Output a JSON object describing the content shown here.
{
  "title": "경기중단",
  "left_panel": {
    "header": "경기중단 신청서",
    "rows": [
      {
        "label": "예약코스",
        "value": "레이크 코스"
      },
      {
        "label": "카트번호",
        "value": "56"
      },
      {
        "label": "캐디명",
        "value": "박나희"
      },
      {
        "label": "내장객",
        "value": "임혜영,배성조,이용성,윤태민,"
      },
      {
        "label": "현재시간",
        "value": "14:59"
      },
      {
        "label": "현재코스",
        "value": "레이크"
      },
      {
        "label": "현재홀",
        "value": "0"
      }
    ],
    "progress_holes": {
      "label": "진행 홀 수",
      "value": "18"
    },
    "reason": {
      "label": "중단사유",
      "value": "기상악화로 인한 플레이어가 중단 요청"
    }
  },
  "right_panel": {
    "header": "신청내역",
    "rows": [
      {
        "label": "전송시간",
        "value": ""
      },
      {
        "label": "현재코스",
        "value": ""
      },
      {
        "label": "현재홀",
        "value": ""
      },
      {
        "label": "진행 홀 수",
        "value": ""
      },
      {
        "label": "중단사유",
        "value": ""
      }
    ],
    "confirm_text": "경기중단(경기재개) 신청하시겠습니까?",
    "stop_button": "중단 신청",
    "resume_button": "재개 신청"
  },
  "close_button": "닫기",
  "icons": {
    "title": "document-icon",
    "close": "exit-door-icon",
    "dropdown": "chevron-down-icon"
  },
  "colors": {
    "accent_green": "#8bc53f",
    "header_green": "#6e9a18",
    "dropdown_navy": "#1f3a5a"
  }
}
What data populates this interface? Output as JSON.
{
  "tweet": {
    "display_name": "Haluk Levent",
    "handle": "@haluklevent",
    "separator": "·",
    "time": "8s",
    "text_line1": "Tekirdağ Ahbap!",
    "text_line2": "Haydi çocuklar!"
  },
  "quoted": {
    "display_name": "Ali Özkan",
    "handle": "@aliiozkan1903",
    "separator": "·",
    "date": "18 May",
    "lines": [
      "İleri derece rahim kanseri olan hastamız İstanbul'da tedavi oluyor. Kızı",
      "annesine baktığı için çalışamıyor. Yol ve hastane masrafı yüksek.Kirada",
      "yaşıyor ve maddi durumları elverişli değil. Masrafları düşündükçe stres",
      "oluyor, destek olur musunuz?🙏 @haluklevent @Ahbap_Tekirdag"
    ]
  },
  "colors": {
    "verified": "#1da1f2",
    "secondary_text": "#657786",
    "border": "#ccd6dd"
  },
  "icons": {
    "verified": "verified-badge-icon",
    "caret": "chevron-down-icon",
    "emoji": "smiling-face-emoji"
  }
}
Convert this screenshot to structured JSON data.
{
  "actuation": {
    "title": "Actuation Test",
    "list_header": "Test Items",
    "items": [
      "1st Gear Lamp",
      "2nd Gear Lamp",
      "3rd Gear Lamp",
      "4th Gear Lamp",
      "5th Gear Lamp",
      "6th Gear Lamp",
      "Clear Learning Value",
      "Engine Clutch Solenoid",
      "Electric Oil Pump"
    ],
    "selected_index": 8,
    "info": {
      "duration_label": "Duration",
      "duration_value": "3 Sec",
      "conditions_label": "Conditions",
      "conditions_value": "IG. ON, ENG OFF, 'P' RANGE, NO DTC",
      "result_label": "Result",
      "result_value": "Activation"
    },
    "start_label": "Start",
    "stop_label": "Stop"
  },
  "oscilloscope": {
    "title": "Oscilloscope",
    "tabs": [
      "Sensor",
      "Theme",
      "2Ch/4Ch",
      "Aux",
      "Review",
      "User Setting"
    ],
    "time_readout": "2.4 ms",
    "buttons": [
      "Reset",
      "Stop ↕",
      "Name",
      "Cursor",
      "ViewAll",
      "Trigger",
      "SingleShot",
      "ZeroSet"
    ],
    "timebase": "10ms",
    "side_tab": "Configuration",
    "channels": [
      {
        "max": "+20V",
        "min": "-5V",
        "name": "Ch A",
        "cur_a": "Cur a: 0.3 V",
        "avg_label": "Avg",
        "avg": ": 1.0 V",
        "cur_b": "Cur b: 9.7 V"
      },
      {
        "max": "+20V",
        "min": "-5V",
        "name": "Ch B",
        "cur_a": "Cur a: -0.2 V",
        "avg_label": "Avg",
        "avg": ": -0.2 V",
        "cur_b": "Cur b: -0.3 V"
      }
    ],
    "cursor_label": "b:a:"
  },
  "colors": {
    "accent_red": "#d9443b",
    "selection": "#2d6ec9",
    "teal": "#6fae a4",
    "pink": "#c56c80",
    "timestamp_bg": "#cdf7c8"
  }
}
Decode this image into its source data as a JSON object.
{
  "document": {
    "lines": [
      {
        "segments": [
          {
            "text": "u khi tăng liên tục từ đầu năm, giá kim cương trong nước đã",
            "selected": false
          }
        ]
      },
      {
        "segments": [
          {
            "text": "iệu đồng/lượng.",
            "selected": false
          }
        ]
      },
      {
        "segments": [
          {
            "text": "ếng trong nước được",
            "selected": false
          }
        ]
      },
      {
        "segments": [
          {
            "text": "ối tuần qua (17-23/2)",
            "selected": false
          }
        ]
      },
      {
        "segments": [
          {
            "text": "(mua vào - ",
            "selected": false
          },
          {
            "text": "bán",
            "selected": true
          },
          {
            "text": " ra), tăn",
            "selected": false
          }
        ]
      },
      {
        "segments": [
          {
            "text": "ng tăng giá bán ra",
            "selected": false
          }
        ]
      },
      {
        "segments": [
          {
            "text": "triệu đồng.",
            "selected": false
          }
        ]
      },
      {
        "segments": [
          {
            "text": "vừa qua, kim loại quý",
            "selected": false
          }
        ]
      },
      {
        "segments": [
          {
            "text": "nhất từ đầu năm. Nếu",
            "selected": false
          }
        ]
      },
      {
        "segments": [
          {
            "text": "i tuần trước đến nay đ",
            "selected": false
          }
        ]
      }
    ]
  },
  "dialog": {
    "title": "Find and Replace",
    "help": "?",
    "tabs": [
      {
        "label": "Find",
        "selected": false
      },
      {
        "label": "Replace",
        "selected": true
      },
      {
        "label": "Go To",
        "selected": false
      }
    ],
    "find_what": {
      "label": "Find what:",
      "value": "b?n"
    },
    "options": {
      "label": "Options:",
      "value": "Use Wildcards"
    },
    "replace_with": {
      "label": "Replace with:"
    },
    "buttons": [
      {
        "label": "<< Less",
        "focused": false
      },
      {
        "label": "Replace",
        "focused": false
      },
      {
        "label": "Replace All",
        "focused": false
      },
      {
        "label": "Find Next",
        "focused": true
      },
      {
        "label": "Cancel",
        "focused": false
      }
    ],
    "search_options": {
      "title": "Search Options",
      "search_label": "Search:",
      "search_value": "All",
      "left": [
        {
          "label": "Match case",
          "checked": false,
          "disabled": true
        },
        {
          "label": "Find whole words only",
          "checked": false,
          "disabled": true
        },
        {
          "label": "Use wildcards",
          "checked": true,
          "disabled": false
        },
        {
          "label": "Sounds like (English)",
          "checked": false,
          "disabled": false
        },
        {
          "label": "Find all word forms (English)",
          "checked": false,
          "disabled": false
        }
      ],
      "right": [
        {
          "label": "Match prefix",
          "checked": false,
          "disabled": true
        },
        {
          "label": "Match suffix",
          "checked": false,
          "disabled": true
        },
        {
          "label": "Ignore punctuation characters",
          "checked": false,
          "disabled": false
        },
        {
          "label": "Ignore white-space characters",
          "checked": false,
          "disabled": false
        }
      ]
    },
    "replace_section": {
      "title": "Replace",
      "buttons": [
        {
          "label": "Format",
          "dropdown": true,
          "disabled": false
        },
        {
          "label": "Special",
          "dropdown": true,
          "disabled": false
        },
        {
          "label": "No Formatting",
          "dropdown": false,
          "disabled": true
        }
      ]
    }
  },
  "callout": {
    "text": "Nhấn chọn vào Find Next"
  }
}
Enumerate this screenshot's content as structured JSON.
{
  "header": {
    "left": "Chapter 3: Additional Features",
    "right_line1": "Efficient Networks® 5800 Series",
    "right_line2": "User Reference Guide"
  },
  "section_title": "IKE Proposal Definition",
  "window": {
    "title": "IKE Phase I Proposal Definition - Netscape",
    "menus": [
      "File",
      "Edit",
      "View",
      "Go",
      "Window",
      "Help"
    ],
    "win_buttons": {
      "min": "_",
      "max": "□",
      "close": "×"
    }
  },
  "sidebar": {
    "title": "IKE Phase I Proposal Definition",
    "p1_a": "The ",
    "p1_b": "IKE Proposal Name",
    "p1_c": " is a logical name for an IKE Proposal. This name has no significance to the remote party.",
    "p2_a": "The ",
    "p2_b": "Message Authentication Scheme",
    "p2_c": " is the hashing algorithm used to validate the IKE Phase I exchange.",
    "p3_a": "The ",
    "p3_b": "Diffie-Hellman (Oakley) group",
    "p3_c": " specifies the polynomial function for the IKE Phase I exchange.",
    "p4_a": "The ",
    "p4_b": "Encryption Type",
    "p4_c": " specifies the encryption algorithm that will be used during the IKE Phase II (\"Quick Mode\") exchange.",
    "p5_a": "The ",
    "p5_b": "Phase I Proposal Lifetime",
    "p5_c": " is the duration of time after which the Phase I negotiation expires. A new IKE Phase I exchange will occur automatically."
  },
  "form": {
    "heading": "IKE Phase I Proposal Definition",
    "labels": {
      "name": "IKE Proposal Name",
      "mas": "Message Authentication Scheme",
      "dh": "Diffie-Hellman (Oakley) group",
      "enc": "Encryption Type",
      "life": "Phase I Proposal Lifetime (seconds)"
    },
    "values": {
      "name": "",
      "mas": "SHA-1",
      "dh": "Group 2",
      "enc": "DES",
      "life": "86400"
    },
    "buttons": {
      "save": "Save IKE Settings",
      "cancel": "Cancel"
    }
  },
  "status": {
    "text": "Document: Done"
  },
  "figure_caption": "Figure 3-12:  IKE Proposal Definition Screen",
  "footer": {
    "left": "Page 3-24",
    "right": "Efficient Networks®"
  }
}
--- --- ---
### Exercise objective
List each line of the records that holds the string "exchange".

### Task output
    "p2_c": " is the hashing algorithm used to validate the IKE Phase I exchange.",
    "p3_c": " specifies the polynomial function for the IKE Phase I exchange.",
    "p4_c": " specifies the encryption algorithm that will be used during the IKE Phase II (\"Quick Mode\") exchange.",
    "p5_c": " is the duration of time after which the Phase I negotiation expires. A new IKE Phase I exchange will occur automatically."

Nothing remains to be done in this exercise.